Attacks also came from inside the queer community. Many appreciated her art, but some considered all Christian imagery to be inherently homophobic. Some said slurs like “faggot” should never be used. Some lesbians complained that she shouldn’t paint men.
Harrelson no longer calls herself Christian or puts any other label on her spirituality. She does connect to what she calls “the Source” by making art. She begins each painting with a sanctifying ritual that includes prayer, music, incense, and anointing the canvas with oil. All her models are lesbians and gay men in real life.
Self-taught as an artist, Harrelson studied the work of Da Vinci, Rembrandt, Michelangelo, and Caravaggio, as well as modern masters. Then she let the process of making art teach her. References to their work and visual puns are hidden on her canvases for those with eyes to see.
Harrelson is also a versatile Renaissance woman who excels in many different fields: art, writing, marketing, advertising, graphic design, and web design and development.
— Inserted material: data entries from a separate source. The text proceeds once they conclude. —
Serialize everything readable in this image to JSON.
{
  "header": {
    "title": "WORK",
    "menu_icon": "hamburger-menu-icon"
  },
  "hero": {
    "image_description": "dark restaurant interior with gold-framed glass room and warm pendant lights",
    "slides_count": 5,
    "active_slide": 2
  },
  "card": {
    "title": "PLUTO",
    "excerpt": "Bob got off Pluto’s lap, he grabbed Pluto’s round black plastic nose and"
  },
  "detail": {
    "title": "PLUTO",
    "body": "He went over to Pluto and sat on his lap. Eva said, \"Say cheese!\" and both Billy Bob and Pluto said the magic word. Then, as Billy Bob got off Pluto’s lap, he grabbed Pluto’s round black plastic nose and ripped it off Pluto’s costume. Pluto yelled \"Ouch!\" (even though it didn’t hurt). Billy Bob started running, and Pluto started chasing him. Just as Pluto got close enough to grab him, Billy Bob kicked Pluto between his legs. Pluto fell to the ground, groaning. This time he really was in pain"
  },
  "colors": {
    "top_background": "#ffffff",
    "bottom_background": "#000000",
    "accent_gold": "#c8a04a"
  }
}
She speaks with quicksilver eloquence and a slight Southern drawl. A self-proclaimed “lipstick lesbian,” she nonetheless usually runs around in “artist ragtag clothes” without makeup. She worked her way up to senior account manager for Mobil Chemical Company at an Atlanta ad agency, then left in 1991 to pursue art and writing. When she’s not “art-ing,” as she calls it, Harrelson relaxes by writing political commentary or composing music.
Her paintings function on multiple levels. In “Judas Kiss,” Jesus and his betrayer embrace in a time warp that is both Gethsemane and a contemporary gay cruising ground strewn with a beer can and a naked couple. “The Last Supper” is a tribute to Da Vinci’s masterpiece of the same name, with disciples that include a Bacchus-like drag queen based on the work of Caravaggio. Their excesses are balanced by love, represented by Jesus and his Beloved in the center.
Each painting is packed with buried treasures for those who stay to study the details. For example, “Madonna, Lover and Son” is set in the same landscape as Da Vinci’s “Madonna of the Rocks.” In Harrelson’s version, the Madonna has a classic stylized halo while the landscape forms a natural sunlit halo around her blonde lover (based on the woman who has been Harrelson’s partner since 1995). The contrasting halos are Harrelson’s way of saying that lesbians are a natural part of creation, as opposed to the roles of wife and mother imposed by patriarchal religion. A turkey baster is concealed in the bushes, a play on artificial insemination and virgin birth.
Harrelson was the most obvious choice to include in my book “Art That Dares: Gay Jesus, Woman Christ, and More.” Her work precedes and sheds light on virtually every other queer image of Christ. Harrelson was more than generous in sharing her art from the start of the book project, revealing a holy passion that shines through her art to enlighten those who behold it.
Rev. Kittredge Cherry is a lesbian Christian author, minister and art historian who offers gay-friendly spiritual resources at JesusInLove.org. Ordained by Metropolitan Community Churches (MCC), Kitt was at the forefront of the homosexuality debates at the National Council of Churches (USA) and the World Council of Churches as MCC's National Ecumenical Officer.Books by Kitt Cherry
A Lambda Literary Award Finalist (2007)
Art That Dares: Gay Jesus, Woman Christ And More
Read Amazon Customer Reviews about the book.
RECENT BOOK RELEASE:
Passion of Christ: A Gay Vision
Read what others are saying about the book. Includes color plates of paintings by Douglas Blanchard.
OTHER BOOKS BY KITT CHERRY:
Jesus In Love
At The Cross (Jesus In Love)
Hide and Speak: A Coming Out Guide
Equal Rites: Lesbian and Gay Worship, Ceremonies and Celebrations
Womansworld: What Japanese Words Say About Women
KITT CHERRY'S BLOG:
Jesus In Love Blog
© Copyright 1993, 2015 Becki Jayne Harrelson